Saturday, January 26, 2008

Stretching a Dollar to a Pound

Living in England is a bit of a fiscal stretch: while we're here, I'm still just being paid my Calvin salary (which isn't exactly lavish to begin with), in American dollars, whilst trying to maintain a home of six in the British economy (it doesn't help that walking everywhere seems to make our 4 kids absolutely ravenous). While the exchange is a touch better than it's been over the past 8 months, it's still basically 2:1; that is, something that costs £1 = $2USD. So as we're walking through the supermarket, we double what we see.

However, some things are remarkably inexpensive here. For instance, Stilton cheese--a veritable luxury at home--is ridiculously cheap. A wedge that would be $12 at home can be had for 75 pence here! We've already had chips (80p) drenched in Stilton and farmhouse cheddar one night!

We've also learned some tricks. For instance, Deanna noticed that if we get to the supermarket about 40 minutes before it closes, all sorts of fresh things get drastically reduced--including baguette, scones and "baps" (buns for lunches). We've also found all the no-name products available. And once I even got 3 bottles of Stella Artois from a broken case for 50 pence/bottle!

Plus, the challenge of stretching a dollar to a pound constitutes its own kind of free entertainment: the supermarket becomes a hunt, a puzzle, a contest. Even the kids join in the game, trying to find ways to squeeze some luxury--like a bottle of Coke--from an American paycheck.


Marty Michelson said...

I'm enjoying reading your family's life's journeys! ~ marty m.

Aunt Linda said...

HI reading your postings. very to all....Aunt Linda

Greg said...

We just had five students from Calvin with us (one who stayed on) Someone mentioned you were in York.
Fantastic! Sounds like fun.

Supermarketing as free entertainment may be worth a book.

Anyway way of getting you over into the Alpine air while your on this side of the ocean?



James K.A. Smith said...

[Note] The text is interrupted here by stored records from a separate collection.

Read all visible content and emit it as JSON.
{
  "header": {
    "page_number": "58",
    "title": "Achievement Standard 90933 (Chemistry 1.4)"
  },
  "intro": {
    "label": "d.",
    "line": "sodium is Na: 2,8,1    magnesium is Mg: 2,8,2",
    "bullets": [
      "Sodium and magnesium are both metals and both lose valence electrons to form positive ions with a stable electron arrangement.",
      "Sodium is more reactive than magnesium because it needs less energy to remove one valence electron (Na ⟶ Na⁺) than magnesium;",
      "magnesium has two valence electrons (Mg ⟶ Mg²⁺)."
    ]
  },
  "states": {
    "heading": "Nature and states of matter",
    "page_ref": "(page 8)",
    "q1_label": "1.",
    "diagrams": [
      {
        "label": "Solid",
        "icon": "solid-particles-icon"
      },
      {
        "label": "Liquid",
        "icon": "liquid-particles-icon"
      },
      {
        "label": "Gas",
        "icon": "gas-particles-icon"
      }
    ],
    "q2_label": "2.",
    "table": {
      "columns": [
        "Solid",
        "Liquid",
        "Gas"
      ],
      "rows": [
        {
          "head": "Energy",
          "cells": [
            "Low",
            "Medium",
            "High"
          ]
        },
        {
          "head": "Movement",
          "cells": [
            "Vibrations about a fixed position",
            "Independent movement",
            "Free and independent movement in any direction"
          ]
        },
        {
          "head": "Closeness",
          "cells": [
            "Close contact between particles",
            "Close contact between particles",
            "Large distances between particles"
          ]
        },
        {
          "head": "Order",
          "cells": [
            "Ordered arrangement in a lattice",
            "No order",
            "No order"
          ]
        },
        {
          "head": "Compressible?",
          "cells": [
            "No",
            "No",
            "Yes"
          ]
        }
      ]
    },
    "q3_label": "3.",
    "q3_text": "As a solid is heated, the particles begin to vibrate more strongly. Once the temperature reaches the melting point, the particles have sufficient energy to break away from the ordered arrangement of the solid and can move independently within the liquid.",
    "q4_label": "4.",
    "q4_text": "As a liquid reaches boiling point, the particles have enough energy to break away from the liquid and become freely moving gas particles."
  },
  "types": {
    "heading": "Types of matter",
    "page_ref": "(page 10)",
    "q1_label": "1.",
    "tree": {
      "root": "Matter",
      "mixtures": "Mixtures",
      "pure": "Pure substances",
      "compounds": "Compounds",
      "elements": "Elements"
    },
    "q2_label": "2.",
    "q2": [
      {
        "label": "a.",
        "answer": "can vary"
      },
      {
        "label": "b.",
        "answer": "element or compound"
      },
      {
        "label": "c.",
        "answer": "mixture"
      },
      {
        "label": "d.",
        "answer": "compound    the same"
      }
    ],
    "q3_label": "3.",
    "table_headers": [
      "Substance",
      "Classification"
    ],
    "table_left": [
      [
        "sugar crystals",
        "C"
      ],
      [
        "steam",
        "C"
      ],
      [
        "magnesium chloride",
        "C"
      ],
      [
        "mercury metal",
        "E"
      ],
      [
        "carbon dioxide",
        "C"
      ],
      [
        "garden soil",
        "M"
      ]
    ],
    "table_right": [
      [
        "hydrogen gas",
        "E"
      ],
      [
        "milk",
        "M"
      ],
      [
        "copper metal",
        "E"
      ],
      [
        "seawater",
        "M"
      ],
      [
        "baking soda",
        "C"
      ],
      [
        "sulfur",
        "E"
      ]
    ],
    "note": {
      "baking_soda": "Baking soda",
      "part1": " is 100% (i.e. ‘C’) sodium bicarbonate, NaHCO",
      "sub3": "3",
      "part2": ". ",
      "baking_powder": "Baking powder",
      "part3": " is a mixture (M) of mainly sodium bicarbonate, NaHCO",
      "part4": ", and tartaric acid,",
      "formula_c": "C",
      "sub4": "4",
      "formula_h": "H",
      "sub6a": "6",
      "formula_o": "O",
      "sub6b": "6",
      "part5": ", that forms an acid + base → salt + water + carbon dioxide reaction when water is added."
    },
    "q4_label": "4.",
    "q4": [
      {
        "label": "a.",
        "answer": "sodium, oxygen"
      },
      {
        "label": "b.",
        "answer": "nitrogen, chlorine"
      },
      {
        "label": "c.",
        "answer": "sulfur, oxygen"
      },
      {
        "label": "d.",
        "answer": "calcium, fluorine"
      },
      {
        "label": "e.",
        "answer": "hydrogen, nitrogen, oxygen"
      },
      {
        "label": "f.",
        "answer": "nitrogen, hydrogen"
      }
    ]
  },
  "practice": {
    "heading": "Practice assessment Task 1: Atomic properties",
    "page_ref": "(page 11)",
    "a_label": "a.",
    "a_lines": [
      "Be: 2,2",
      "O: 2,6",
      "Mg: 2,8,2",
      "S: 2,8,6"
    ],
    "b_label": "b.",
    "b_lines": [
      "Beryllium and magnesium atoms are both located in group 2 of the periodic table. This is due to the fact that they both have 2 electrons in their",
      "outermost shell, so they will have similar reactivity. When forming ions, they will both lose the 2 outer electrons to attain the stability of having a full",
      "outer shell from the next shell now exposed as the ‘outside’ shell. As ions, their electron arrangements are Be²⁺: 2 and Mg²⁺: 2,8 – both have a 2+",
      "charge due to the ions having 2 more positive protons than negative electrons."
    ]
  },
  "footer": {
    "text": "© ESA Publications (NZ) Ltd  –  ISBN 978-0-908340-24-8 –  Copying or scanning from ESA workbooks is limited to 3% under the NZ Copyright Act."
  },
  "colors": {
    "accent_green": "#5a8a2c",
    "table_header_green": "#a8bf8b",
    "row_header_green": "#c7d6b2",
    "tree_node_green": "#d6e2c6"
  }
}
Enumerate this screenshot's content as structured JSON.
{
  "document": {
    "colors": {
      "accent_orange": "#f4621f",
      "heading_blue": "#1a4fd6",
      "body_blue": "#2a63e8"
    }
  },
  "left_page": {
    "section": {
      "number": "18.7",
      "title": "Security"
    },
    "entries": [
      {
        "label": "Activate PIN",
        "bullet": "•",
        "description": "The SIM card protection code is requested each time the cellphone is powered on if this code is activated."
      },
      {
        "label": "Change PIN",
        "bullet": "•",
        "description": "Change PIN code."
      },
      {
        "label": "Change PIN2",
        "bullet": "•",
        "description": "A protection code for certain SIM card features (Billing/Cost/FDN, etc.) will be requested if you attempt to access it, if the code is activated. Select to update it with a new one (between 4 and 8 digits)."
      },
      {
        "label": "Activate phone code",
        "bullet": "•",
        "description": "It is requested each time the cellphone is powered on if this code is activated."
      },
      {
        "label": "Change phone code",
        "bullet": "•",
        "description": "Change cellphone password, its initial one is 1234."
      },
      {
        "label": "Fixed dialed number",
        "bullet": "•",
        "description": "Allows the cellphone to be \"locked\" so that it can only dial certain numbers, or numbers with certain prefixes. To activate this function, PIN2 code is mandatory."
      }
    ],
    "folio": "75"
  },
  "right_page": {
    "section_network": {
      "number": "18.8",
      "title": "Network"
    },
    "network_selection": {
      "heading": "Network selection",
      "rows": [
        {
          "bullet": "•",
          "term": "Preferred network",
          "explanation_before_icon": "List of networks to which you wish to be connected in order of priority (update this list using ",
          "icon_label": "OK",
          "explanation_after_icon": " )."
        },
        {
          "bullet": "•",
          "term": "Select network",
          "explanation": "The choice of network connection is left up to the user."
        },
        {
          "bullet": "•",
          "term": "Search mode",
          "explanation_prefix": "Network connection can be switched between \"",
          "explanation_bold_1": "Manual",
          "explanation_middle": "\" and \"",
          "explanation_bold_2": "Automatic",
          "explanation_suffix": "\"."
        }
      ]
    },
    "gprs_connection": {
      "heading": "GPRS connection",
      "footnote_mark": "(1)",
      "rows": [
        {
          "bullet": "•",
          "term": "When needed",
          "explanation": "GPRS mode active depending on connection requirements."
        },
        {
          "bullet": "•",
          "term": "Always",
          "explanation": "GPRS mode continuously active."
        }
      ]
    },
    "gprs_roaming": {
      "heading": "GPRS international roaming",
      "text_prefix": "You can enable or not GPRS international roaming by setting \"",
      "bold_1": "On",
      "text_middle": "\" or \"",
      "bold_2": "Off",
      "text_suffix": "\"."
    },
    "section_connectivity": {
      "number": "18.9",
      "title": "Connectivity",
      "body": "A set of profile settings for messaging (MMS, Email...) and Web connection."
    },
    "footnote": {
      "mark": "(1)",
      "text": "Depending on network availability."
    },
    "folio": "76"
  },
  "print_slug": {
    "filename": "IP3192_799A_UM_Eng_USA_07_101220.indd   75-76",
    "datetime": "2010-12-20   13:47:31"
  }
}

Hi Greg: Yes, I was very jealous of those students getting to spend a few weeks with you at L'abri! And I'll be in touch about coming there ourselves: I've been invited to give some lectures in the Netherlands, and if the timing's right, we were thinking of extending that to a bit of a continental tour and would love to spend some time with you all in Huemoz. I'd be happy to give a talk or two.